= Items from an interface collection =
>>>>>

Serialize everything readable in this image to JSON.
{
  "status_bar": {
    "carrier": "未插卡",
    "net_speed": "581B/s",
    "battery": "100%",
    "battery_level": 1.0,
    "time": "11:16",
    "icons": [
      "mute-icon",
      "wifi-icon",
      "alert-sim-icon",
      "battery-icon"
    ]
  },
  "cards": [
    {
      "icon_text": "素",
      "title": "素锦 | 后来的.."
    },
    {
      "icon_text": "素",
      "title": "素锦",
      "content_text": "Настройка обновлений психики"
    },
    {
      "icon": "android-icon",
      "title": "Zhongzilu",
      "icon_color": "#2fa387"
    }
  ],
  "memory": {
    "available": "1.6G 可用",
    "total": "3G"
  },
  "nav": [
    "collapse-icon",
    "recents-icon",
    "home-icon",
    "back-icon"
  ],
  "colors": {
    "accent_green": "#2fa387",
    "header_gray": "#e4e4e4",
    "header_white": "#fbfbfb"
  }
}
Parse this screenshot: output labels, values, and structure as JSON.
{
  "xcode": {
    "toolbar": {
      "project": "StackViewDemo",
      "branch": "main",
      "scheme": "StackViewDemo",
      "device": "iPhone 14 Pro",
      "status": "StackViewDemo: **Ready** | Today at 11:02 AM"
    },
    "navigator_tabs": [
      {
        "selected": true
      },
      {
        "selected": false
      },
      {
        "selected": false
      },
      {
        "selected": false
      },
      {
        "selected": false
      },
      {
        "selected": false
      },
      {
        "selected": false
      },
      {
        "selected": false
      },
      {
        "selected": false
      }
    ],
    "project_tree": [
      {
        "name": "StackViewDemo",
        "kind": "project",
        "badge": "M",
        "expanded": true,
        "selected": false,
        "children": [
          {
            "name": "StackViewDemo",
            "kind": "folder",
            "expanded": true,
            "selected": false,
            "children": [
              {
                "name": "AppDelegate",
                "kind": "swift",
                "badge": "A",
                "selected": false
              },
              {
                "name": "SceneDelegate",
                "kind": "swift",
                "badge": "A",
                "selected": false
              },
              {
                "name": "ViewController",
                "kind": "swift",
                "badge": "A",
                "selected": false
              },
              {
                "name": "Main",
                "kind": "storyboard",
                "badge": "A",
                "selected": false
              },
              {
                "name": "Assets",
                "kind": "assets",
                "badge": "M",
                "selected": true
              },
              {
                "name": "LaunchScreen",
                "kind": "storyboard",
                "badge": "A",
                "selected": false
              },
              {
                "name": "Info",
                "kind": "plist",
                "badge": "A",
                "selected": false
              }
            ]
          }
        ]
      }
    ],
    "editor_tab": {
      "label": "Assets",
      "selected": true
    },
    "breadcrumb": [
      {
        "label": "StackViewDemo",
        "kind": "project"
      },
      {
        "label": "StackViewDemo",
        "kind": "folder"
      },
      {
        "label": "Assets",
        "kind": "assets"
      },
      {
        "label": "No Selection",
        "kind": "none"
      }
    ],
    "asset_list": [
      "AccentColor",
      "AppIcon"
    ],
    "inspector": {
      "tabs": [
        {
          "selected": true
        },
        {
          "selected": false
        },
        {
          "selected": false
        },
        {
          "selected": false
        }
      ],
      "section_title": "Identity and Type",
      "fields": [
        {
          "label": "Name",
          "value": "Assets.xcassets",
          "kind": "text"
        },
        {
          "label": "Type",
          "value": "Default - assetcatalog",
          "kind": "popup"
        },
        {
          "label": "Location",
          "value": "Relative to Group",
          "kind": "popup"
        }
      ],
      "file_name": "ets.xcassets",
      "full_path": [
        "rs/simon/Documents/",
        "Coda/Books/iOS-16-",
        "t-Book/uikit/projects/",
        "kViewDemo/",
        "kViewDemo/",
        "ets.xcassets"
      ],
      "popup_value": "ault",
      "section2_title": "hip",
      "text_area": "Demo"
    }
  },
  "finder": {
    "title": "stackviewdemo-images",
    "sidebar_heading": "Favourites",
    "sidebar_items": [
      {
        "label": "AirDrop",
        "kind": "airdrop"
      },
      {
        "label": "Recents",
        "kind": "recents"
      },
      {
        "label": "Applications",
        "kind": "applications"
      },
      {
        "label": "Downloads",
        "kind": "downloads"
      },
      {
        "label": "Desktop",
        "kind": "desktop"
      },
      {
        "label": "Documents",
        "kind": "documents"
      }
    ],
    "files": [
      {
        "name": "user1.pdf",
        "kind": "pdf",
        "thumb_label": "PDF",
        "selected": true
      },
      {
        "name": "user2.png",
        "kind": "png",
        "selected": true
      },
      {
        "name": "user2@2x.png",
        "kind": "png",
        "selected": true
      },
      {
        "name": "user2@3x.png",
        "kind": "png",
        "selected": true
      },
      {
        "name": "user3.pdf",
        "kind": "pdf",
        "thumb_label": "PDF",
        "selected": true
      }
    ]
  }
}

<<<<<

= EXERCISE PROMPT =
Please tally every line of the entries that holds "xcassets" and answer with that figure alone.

= RESPONSE TO THE EXERCISE =
3